> **What to produce**: Report how many lines in the following entries contain "None". Nothing else should be given.

Records drawn from a dataset
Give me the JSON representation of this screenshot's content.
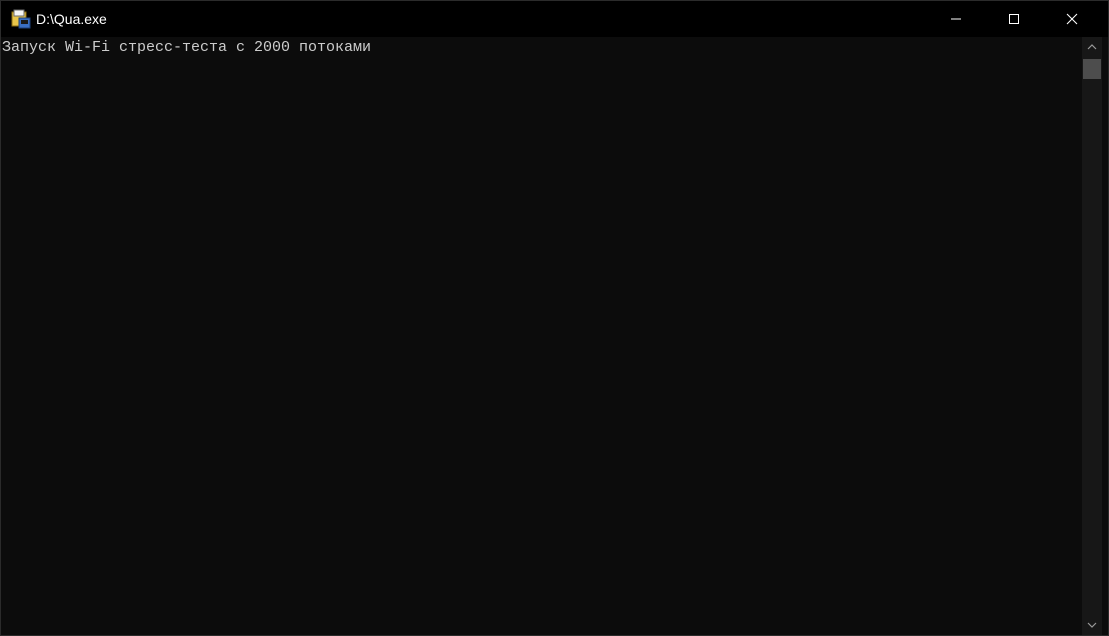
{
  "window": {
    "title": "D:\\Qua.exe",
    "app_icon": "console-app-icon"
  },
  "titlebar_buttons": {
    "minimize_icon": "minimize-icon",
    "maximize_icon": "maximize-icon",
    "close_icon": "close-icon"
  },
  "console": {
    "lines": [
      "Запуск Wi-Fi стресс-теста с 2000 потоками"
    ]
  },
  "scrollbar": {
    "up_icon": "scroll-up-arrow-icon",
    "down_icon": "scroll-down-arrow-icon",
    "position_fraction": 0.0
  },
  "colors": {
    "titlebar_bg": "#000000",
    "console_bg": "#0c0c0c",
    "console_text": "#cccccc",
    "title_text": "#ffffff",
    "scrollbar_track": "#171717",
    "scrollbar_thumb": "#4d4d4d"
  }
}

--

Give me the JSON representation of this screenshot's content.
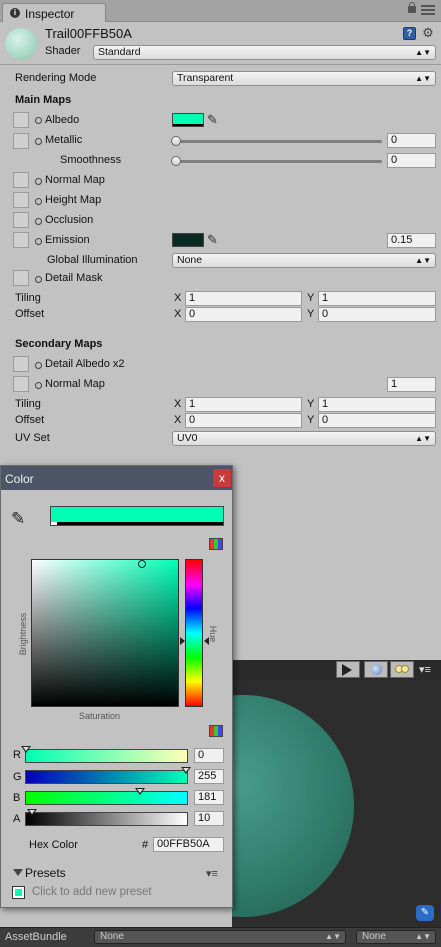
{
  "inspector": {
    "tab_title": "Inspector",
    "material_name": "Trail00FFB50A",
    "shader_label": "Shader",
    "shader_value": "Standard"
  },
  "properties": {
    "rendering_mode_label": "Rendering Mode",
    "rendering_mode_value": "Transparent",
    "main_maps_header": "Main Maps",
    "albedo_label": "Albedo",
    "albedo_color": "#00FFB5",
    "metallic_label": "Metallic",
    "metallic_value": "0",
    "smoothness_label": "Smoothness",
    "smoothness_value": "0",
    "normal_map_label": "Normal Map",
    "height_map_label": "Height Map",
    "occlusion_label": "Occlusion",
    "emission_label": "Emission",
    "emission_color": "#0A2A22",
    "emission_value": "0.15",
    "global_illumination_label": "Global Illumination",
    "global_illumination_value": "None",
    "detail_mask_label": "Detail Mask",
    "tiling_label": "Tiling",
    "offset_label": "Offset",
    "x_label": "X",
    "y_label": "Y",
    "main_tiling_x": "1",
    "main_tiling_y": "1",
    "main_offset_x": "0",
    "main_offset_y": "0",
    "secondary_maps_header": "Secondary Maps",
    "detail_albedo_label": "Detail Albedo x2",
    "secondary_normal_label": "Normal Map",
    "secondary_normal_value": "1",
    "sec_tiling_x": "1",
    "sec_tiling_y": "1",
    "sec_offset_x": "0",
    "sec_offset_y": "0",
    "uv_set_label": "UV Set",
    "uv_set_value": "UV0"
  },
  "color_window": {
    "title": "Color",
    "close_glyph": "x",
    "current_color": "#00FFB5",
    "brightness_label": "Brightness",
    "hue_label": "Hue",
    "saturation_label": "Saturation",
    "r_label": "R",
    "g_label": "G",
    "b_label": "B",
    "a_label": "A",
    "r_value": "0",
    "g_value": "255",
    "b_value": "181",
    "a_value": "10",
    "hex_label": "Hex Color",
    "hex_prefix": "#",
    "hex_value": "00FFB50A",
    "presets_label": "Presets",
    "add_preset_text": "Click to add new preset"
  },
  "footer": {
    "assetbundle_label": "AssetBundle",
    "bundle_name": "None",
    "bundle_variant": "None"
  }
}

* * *

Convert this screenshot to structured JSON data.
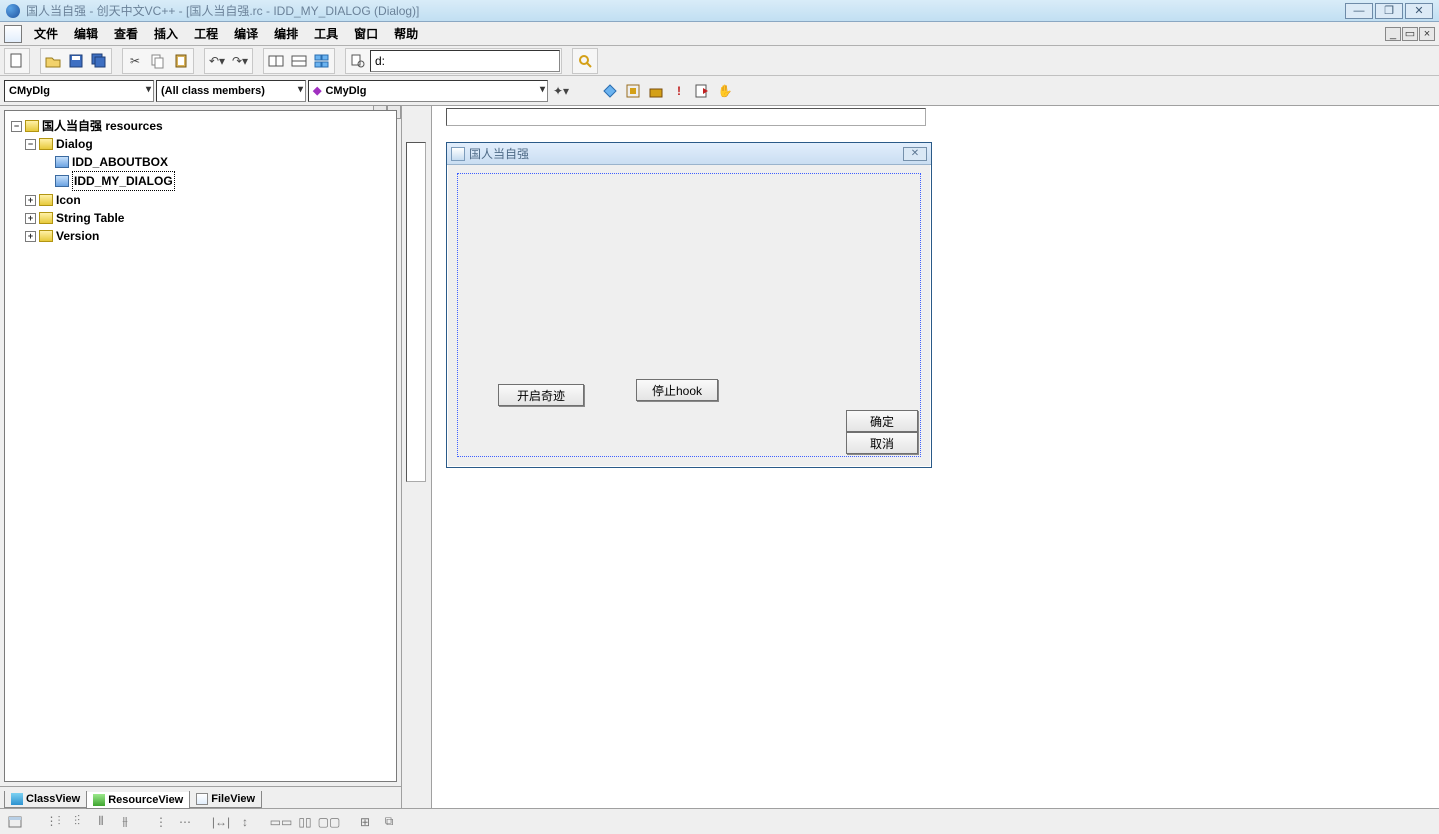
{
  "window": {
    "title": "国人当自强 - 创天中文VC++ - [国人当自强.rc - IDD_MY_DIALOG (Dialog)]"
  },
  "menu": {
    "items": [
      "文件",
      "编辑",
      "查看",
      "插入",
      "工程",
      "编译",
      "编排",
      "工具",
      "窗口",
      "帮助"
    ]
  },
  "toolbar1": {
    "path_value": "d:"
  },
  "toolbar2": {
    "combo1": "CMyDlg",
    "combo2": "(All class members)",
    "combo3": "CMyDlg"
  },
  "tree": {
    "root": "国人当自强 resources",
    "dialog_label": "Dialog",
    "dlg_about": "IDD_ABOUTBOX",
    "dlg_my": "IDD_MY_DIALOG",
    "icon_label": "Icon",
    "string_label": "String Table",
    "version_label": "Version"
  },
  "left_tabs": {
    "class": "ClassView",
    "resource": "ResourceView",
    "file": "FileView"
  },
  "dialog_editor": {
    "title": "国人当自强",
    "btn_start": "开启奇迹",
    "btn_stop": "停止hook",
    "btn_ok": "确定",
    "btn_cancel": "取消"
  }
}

> **Response**: 3